[Exercise requirements] Once you find a line containing the word "color" in the entries below, copy it.

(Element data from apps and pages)
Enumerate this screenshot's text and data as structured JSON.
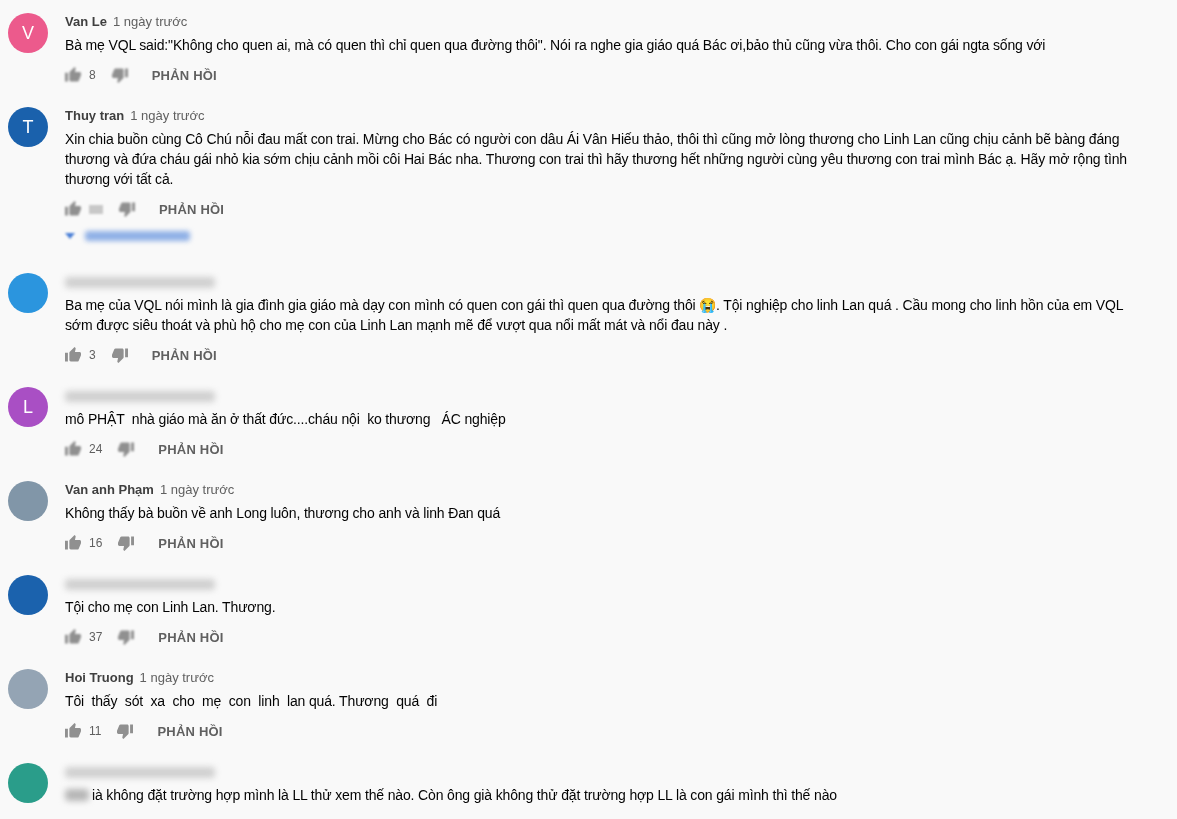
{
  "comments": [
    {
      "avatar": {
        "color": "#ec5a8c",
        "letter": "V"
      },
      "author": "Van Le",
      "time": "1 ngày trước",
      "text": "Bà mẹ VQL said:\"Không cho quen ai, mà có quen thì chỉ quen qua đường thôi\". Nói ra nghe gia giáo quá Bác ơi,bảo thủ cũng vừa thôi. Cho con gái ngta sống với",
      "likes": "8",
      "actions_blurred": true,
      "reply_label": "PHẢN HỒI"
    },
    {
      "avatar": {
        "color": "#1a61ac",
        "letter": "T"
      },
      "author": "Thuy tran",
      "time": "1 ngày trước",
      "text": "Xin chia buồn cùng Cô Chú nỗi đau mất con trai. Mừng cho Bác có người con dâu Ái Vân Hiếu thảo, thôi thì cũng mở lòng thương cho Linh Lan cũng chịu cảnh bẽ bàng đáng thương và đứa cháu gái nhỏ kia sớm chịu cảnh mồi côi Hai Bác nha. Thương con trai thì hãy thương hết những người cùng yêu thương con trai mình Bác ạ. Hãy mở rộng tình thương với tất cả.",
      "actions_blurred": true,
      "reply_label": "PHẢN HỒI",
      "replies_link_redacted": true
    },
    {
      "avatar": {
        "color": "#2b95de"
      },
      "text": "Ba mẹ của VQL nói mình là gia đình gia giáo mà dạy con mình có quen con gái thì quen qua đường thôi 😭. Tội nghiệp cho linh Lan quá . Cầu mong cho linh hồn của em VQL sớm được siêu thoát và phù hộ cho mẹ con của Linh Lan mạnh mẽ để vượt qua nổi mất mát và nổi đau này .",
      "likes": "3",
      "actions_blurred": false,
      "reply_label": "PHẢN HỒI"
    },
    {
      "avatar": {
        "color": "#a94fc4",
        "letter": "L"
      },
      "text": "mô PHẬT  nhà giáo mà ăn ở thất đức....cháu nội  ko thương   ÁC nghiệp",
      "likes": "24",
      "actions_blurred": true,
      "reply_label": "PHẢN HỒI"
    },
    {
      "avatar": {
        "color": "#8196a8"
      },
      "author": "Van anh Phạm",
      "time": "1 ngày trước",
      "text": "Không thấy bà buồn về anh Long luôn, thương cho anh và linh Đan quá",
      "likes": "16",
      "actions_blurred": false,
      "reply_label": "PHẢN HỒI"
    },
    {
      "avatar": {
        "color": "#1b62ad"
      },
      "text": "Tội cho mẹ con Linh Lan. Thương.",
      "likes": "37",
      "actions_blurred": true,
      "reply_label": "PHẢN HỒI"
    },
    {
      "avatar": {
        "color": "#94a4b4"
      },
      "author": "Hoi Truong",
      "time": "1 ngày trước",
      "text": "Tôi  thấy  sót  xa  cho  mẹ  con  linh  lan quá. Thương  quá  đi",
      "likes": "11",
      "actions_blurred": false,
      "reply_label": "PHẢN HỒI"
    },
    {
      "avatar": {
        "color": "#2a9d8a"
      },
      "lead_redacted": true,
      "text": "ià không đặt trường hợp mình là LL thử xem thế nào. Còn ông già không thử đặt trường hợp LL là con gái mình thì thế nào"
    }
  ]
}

[Solved exercise]
        "color": "#ec5a8c",
        "color": "#1a61ac",
        "color": "#2b95de"
        "color": "#a94fc4",
        "color": "#8196a8"
        "color": "#1b62ad"
        "color": "#94a4b4"
        "color": "#2a9d8a"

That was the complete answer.